Lufthansa decided a few years ago that it wanted to focus on flying and put LSG up for sale. But only the European operations sold before covid hit in 2020.
“That covid episode makes valuing such a company slightly more tricky,” said Markus. “Are we back to 2019 levels, or are still affected by covid? We believe business is back. North America is back above 2019 levels. Asia is not there yet, but China only reopened a few months ago.”
The reopening of Asia, especially China, will provide “almost automatic” organic growth for the firm.
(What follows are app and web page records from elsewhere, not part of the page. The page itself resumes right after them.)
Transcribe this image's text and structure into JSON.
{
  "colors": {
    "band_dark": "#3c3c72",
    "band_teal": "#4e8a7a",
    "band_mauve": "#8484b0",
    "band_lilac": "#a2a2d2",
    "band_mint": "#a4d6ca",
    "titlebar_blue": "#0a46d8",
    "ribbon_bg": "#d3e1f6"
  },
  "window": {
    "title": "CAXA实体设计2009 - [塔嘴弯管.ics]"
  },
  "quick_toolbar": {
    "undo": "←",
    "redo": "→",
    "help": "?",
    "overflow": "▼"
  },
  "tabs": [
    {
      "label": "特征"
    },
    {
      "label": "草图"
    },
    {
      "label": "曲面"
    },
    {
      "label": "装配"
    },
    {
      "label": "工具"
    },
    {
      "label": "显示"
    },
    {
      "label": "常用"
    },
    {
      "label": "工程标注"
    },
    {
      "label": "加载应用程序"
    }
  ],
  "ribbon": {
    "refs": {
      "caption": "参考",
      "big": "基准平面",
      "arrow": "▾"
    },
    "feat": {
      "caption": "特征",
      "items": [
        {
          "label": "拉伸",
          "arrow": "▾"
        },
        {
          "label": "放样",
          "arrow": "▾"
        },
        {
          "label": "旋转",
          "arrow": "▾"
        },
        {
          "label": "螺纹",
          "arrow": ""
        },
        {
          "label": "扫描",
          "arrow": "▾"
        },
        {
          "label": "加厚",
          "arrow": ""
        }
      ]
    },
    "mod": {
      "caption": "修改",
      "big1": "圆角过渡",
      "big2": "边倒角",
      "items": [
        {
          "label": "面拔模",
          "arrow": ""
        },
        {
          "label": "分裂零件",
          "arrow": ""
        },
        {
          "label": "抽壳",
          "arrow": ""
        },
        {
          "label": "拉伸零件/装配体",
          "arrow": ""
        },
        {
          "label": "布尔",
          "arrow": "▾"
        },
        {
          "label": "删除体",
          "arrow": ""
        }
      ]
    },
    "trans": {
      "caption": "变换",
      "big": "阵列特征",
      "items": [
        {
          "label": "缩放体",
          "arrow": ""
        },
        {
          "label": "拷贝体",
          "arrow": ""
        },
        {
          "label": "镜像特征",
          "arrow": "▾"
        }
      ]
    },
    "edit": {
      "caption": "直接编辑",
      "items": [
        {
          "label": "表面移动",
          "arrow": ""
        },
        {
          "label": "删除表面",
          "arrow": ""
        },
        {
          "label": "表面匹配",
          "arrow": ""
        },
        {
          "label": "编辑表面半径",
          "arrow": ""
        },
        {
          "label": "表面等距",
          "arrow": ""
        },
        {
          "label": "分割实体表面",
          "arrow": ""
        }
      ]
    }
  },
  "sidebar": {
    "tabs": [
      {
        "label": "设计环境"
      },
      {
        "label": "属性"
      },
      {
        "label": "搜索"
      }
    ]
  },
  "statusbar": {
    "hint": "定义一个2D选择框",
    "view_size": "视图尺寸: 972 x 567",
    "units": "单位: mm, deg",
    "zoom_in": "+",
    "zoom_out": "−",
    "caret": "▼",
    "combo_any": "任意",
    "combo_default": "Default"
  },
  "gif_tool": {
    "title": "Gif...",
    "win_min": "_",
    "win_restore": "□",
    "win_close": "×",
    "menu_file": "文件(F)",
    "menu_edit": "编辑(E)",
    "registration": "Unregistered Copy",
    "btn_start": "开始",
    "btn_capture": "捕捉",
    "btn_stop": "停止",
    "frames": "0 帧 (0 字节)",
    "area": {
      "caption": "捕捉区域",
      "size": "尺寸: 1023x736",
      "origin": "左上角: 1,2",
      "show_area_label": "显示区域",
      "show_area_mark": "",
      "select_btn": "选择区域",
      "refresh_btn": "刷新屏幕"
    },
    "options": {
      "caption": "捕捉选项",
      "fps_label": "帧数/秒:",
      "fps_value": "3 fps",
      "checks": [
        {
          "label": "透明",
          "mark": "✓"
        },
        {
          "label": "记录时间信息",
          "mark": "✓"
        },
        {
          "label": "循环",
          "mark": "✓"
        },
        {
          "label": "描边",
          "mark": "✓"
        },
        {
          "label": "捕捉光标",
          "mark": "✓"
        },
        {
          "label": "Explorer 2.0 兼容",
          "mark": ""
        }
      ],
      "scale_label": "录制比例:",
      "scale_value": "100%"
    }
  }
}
There is also growth potential for the non-airline part via add-ons of local businesses, while LSG believes there is an opportunity in a trend for airlines to give passengers the option to pay for higher quality food.
LSG’s potential convinced Aurelius to contact with Lufthansa around nine months ago. They worked in what Markus called a “very collaborative spirit” –necessary, given the complications of the carve-out of the company, which is active in 49 countries.
“You have all these airline kitchens, and you have cash in all these countries around the world, as these deals are typically done on a cash basis,” said Markus. “You have to get cash out of countries that are off the beaten track, or at least value that cash. That was one of the issues that took some time – how to make sure all this complexity was being accounted for.” Withholding taxes in some of those countries added to the complications.
Beyond the idiosyncrasies, the dealmakers also had a problem facing all private equity firms. Debt costs had been rising for a year before the collapse of Silicon Valley Bank in March complicated the picture further.
“Would financing have been easier a year ago?” said Markus. “Definitely. Easier and cheaper. This is a larger midcap, those can be done. If this business was five times as large, would we have been able to finance it? I’m not sure.”
While some recent deals have introduced novel capital structures such as flexible payment schemes to tackle the debt problem, the LSG deal involved traditional bank financing with various tranches. Debt funds were considered as a backup.
“We managed to get a classic bank financing that has some ABL component as well as a cash-based component,” said Markus.
The payment involved a little structure, but that was more due to the complexity of the carve-out, said Markus. “It’s a bit unclear which money will be where and how much capital there will be in the business when closing happens. It’s more due to the nature of the carve-out than the times we’re in.”
Exit-wise, the business would “definitely” be a good IPO, said Markus, while a trade sale would be less likely due to the limited potential buyers.